The safest place to live in the Free World is the Pacific Northwest…especially Vancouver, the next Financial/Trade/Leisure Capital of North America.

#149 North Vancouver Citizen Jr. on 02.26.09 at 7:00 pm

Really? How is the Pacific Plate doing these days? Any seismic rumblings? A little resurgence of volcanic activity?

Whatya gonna do when the Plastic Sea reaches your shore from the mid-Pacific? Recycle it all? Sell it all back to China and buy it again?

#166 KenDaBanker on 02.26.09 at 10:24 pm

Garth – am a fan of your posts.
Waiting for the housing market to fall a bit before I decide to invest in my home – I presently rent. I work in a bank and I have been talking around with bankers. I happen to understand the following:
Mortgage companies/banks are discounting the peak prices by 20% and then assume min 10% downpayment before giving out the rest as mortgage loan.
Example: For a house with peak price of $400,000 in mid-2008, banks will assume the price to fall by 20% to $320K and then downpayment 10%. Hence mortgage loan will only be $288K – in other words only 72% of peak prices. You ppl do the maths for the other prices. Banks/mortgages are very conservative now. Credit history is important but 95% financing is becoming a mirage in the desert.

for buyers to get mortgages, be prepared to make a huge down unless the prices are decreased. But sellers are not decreasing – some have decrease by 10% but most are stubborn. Some buyers tried buying even when price is high but then, they don’t get a mortgage.

my view – sellers should reduce their prices to sell and buyers (if any) should bid peak price minus 20% (min).
In the end, buyers will dictate. But when will sellers give in and realise they can’t make huge profits.
Some buyers are buying a HOME.

#167 CAPOFALBERTA on 02.26.09 at 10:33 pm

Wait two weeks, and go in lower. Wait two weeks and repeat. —-GARTH—maybe my problem is I go to low right off the get go and I dont budge. LOL

A realtor friend in VICTORIA expects the market to drop upto 35% and was questiong why I was looking right now

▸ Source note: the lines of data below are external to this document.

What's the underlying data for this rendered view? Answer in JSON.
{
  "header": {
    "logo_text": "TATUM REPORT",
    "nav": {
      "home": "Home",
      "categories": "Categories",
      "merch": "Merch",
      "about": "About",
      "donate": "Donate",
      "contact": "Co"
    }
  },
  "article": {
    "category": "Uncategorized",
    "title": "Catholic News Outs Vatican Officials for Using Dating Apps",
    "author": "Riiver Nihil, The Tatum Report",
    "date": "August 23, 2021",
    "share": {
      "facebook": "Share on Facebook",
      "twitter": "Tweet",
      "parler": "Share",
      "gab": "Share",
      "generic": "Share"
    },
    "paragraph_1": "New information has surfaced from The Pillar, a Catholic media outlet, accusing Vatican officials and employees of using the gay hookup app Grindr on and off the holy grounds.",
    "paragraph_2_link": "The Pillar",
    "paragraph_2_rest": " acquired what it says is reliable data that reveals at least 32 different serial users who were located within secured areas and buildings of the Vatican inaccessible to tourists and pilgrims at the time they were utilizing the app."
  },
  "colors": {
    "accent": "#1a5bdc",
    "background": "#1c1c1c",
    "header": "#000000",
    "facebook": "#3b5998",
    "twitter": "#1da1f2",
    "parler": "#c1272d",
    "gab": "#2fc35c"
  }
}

Does anybody in the know epext intrest rates to rise

#168 David Bakody on 02.28.09 at 1:44 pm

For all those who want to know all about gold. This extensive article appears to support what Garth said in nut shell …. ( Gold was/is good … but!)

http://www.telegraph.co.uk/finance/personalfinance/investing/gold/

#169 Dave on 03.02.09 at 1:55 am

someone earlier mentioned that the DOW and TSX have hit lows not seen since 1997- which is correct. That same person suggested that real estate prices will follow. Therefore, prices of real estate will be at 1997 levels.

Can someone please confirm this? Does anyone have any info. linking stock price levels with real estate price levels?

This would be very interesting, however, I’ve never heard something like this before.

thanks in advance